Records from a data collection
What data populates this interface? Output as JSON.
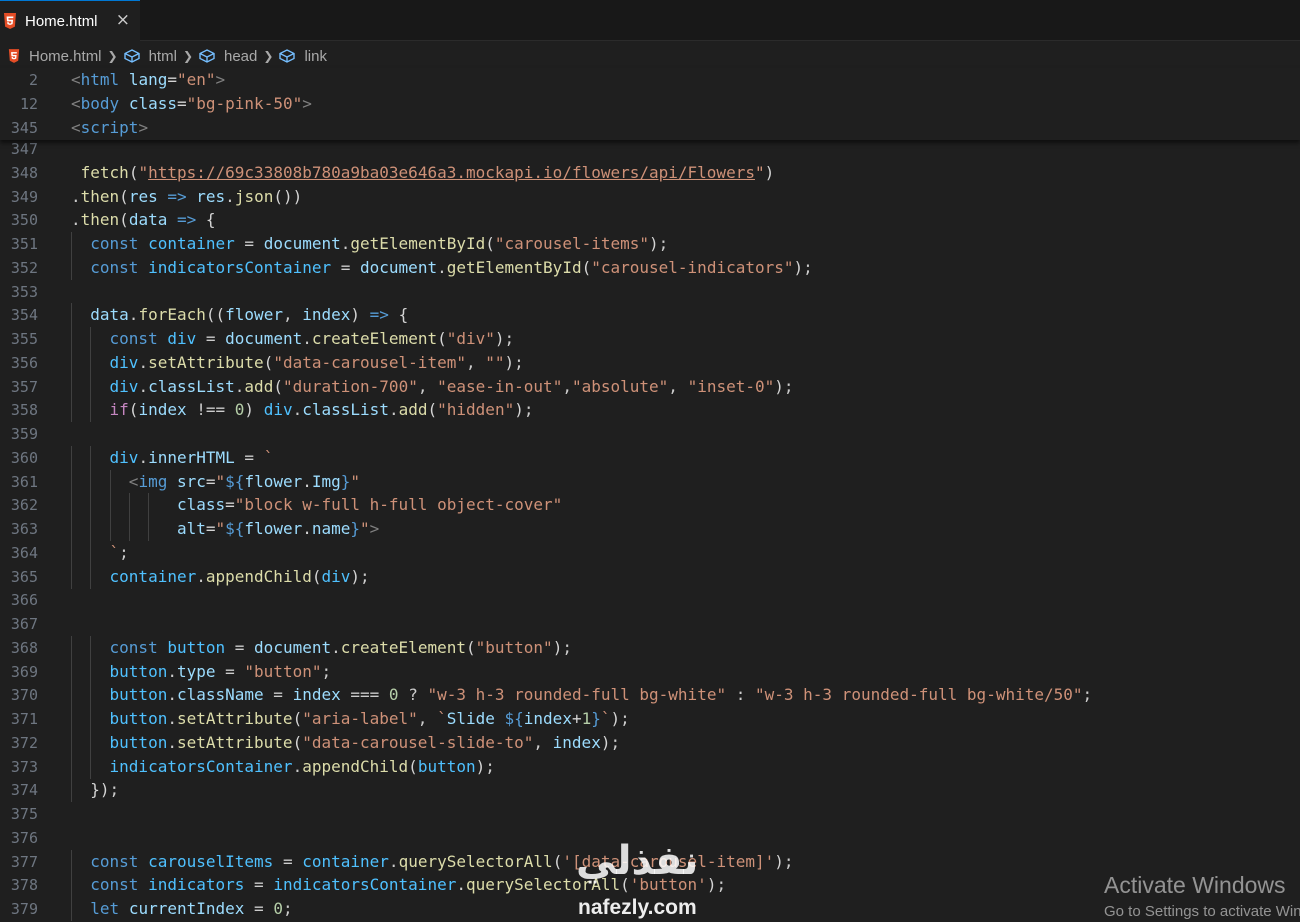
{
  "tab": {
    "label": "Home.html",
    "close_icon": "×"
  },
  "breadcrumb": [
    "Home.html",
    "html",
    "head",
    "link"
  ],
  "sticky_lines": [
    {
      "n": "2",
      "code": "<html lang=\"en\">"
    },
    {
      "n": "12",
      "code": "<body class=\"bg-pink-50\">"
    },
    {
      "n": "345",
      "code": "<script>"
    }
  ],
  "lines": [
    {
      "n": "347",
      "code": ""
    },
    {
      "n": "348",
      "code": " fetch(\"https://69c33808b780a9ba03e646a3.mockapi.io/flowers/api/Flowers\")"
    },
    {
      "n": "349",
      "code": ".then(res => res.json())"
    },
    {
      "n": "350",
      "code": ".then(data => {"
    },
    {
      "n": "351",
      "code": "  const container = document.getElementById(\"carousel-items\");"
    },
    {
      "n": "352",
      "code": "  const indicatorsContainer = document.getElementById(\"carousel-indicators\");"
    },
    {
      "n": "353",
      "code": ""
    },
    {
      "n": "354",
      "code": "  data.forEach((flower, index) => {"
    },
    {
      "n": "355",
      "code": "    const div = document.createElement(\"div\");"
    },
    {
      "n": "356",
      "code": "    div.setAttribute(\"data-carousel-item\", \"\");"
    },
    {
      "n": "357",
      "code": "    div.classList.add(\"duration-700\", \"ease-in-out\",\"absolute\", \"inset-0\");"
    },
    {
      "n": "358",
      "code": "    if(index !== 0) div.classList.add(\"hidden\");"
    },
    {
      "n": "359",
      "code": ""
    },
    {
      "n": "360",
      "code": "    div.innerHTML = `"
    },
    {
      "n": "361",
      "code": "      <img src=\"${flower.Img}\""
    },
    {
      "n": "362",
      "code": "           class=\"block w-full h-full object-cover\""
    },
    {
      "n": "363",
      "code": "           alt=\"${flower.name}\">"
    },
    {
      "n": "364",
      "code": "    `;"
    },
    {
      "n": "365",
      "code": "    container.appendChild(div);"
    },
    {
      "n": "366",
      "code": ""
    },
    {
      "n": "367",
      "code": ""
    },
    {
      "n": "368",
      "code": "    const button = document.createElement(\"button\");"
    },
    {
      "n": "369",
      "code": "    button.type = \"button\";"
    },
    {
      "n": "370",
      "code": "    button.className = index === 0 ? \"w-3 h-3 rounded-full bg-white\" : \"w-3 h-3 rounded-full bg-white/50\";"
    },
    {
      "n": "371",
      "code": "    button.setAttribute(\"aria-label\", `Slide ${index+1}`);"
    },
    {
      "n": "372",
      "code": "    button.setAttribute(\"data-carousel-slide-to\", index);"
    },
    {
      "n": "373",
      "code": "    indicatorsContainer.appendChild(button);"
    },
    {
      "n": "374",
      "code": "  });"
    },
    {
      "n": "375",
      "code": ""
    },
    {
      "n": "376",
      "code": ""
    },
    {
      "n": "377",
      "code": "  const carouselItems = container.querySelectorAll('[data-carousel-item]');"
    },
    {
      "n": "378",
      "code": "  const indicators = indicatorsContainer.querySelectorAll('button');"
    },
    {
      "n": "379",
      "code": "  let currentIndex = 0;"
    }
  ],
  "watermark": {
    "arabic": "نفذلي",
    "latin": "nafezly.com"
  },
  "activation": {
    "title": "Activate Windows",
    "subtitle": "Go to Settings to activate Windows."
  },
  "colors": {
    "editor_bg": "#1f1f1f",
    "tab_accent": "#0078d4",
    "html_icon": "#e44d26"
  },
  "icons": {
    "tab": "html5-icon",
    "breadcrumb_file": "html5-icon",
    "breadcrumb_element": "element-cube-icon",
    "separator": "chevron-right-icon"
  }
}
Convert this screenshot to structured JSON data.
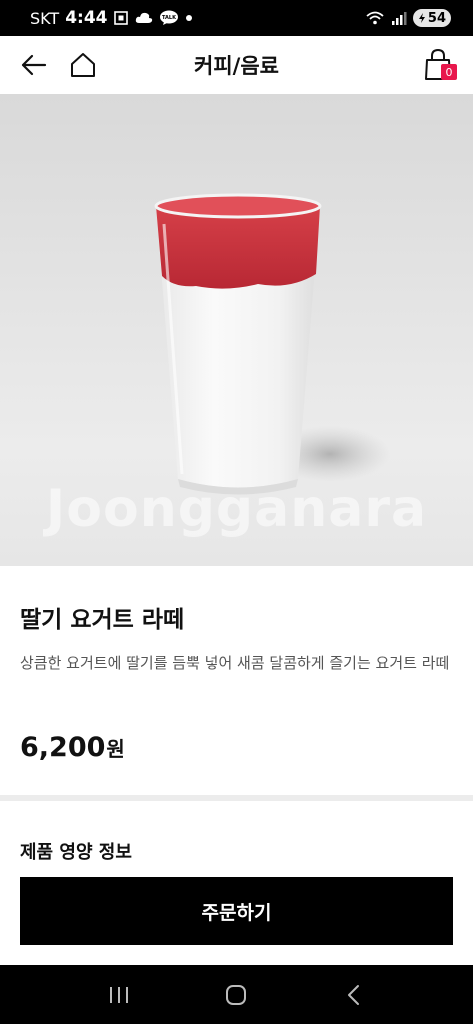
{
  "status_bar": {
    "carrier": "SKT",
    "time": "4:44",
    "talk_label": "TALK",
    "battery": "54"
  },
  "header": {
    "title": "커피/음료",
    "cart_count": "0"
  },
  "hero": {
    "watermark": "Joongganara"
  },
  "product": {
    "name": "딸기 요거트 라떼",
    "description": "상큼한 요거트에 딸기를 듬뿍 넣어 새콤 달콤하게 즐기는 요거트 라떼",
    "price": "6,200",
    "price_unit": "원"
  },
  "sections": {
    "nutrition_title": "제품 영양 정보"
  },
  "order": {
    "button_label": "주문하기"
  },
  "icons": {
    "back": "arrow-left-icon",
    "home": "home-icon",
    "cart": "shopping-bag-icon",
    "recents": "recents-icon",
    "nav_home": "nav-home-icon",
    "nav_back": "nav-back-icon"
  },
  "colors": {
    "badge": "#e8174c",
    "button_bg": "#000000",
    "strawberry": "#c8343d"
  }
}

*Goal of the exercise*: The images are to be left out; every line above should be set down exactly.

*The answer*:
What data populates this interface? Output as JSON.
{
  "tab": {
    "label": "Home.html",
    "close_icon": "×"
  },
  "breadcrumb": [
    "Home.html",
    "html",
    "head",
    "link"
  ],
  "sticky_lines": [
    {
      "n": "2",
      "code": "<html lang=\"en\">"
    },
    {
      "n": "12",
      "code": "<body class=\"bg-pink-50\">"
    },
    {
      "n": "345",
      "code": "<script>"
    }
  ],
  "lines": [
    {
      "n": "347",
      "code": ""
    },
    {
      "n": "348",
      "code": " fetch(\"https://69c33808b780a9ba03e646a3.mockapi.io/flowers/api/Flowers\")"
    },
    {
      "n": "349",
      "code": ".then(res => res.json())"
    },
    {
      "n": "350",
      "code": ".then(data => {"
    },
    {
      "n": "351",
      "code": "  const container = document.getElementById(\"carousel-items\");"
    },
    {
      "n": "352",
      "code": "  const indicatorsContainer = document.getElementById(\"carousel-indicators\");"
    },
    {
      "n": "353",
      "code": ""
    },
    {
      "n": "354",
      "code": "  data.forEach((flower, index) => {"
    },
    {
      "n": "355",
      "code": "    const div = document.createElement(\"div\");"
    },
    {
      "n": "356",
      "code": "    div.setAttribute(\"data-carousel-item\", \"\");"
    },
    {
      "n": "357",
      "code": "    div.classList.add(\"duration-700\", \"ease-in-out\",\"absolute\", \"inset-0\");"
    },
    {
      "n": "358",
      "code": "    if(index !== 0) div.classList.add(\"hidden\");"
    },
    {
      "n": "359",
      "code": ""
    },
    {
      "n": "360",
      "code": "    div.innerHTML = `"
    },
    {
      "n": "361",
      "code": "      <img src=\"${flower.Img}\""
    },
    {
      "n": "362",
      "code": "           class=\"block w-full h-full object-cover\""
    },
    {
      "n": "363",
      "code": "           alt=\"${flower.name}\">"
    },
    {
      "n": "364",
      "code": "    `;"
    },
    {
      "n": "365",
      "code": "    container.appendChild(div);"
    },
    {
      "n": "366",
      "code": ""
    },
    {
      "n": "367",
      "code": ""
    },
    {
      "n": "368",
      "code": "    const button = document.createElement(\"button\");"
    },
    {
      "n": "369",
      "code": "    button.type = \"button\";"
    },
    {
      "n": "370",
      "code": "    button.className = index === 0 ? \"w-3 h-3 rounded-full bg-white\" : \"w-3 h-3 rounded-full bg-white/50\";"
    },
    {
      "n": "371",
      "code": "    button.setAttribute(\"aria-label\", `Slide ${index+1}`);"
    },
    {
      "n": "372",
      "code": "    button.setAttribute(\"data-carousel-slide-to\", index);"
    },
    {
      "n": "373",
      "code": "    indicatorsContainer.appendChild(button);"
    },
    {
      "n": "374",
      "code": "  });"
    },
    {
      "n": "375",
      "code": ""
    },
    {
      "n": "376",
      "code": ""
    },
    {
      "n": "377",
      "code": "  const carouselItems = container.querySelectorAll('[data-carousel-item]');"
    },
    {
      "n": "378",
      "code": "  const indicators = indicatorsContainer.querySelectorAll('button');"
    },
    {
      "n": "379",
      "code": "  let currentIndex = 0;"
    }
  ],
  "watermark": {
    "arabic": "نفذلي",
    "latin": "nafezly.com"
  },
  "activation": {
    "title": "Activate Windows",
    "subtitle": "Go to Settings to activate Windows."
  },
  "colors": {
    "editor_bg": "#1f1f1f",
    "tab_accent": "#0078d4",
    "html_icon": "#e44d26"
  },
  "icons": {
    "tab": "html5-icon",
    "breadcrumb_file": "html5-icon",
    "breadcrumb_element": "element-cube-icon",
    "separator": "chevron-right-icon"
  }
}
Convert this screenshot to structured JSON data.
{
  "status_bar": {
    "carrier": "SKT",
    "time": "4:44",
    "talk_label": "TALK",
    "battery": "54"
  },
  "header": {
    "title": "커피/음료",
    "cart_count": "0"
  },
  "hero": {
    "watermark": "Joongganara"
  },
  "product": {
    "name": "딸기 요거트 라떼",
    "description": "상큼한 요거트에 딸기를 듬뿍 넣어 새콤 달콤하게 즐기는 요거트 라떼",
    "price": "6,200",
    "price_unit": "원"
  },
  "sections": {
    "nutrition_title": "제품 영양 정보"
  },
  "order": {
    "button_label": "주문하기"
  },
  "icons": {
    "back": "arrow-left-icon",
    "home": "home-icon",
    "cart": "shopping-bag-icon",
    "recents": "recents-icon",
    "nav_home": "nav-home-icon",
    "nav_back": "nav-back-icon"
  },
  "colors": {
    "badge": "#e8174c",
    "button_bg": "#000000",
    "strawberry": "#c8343d"
  }
}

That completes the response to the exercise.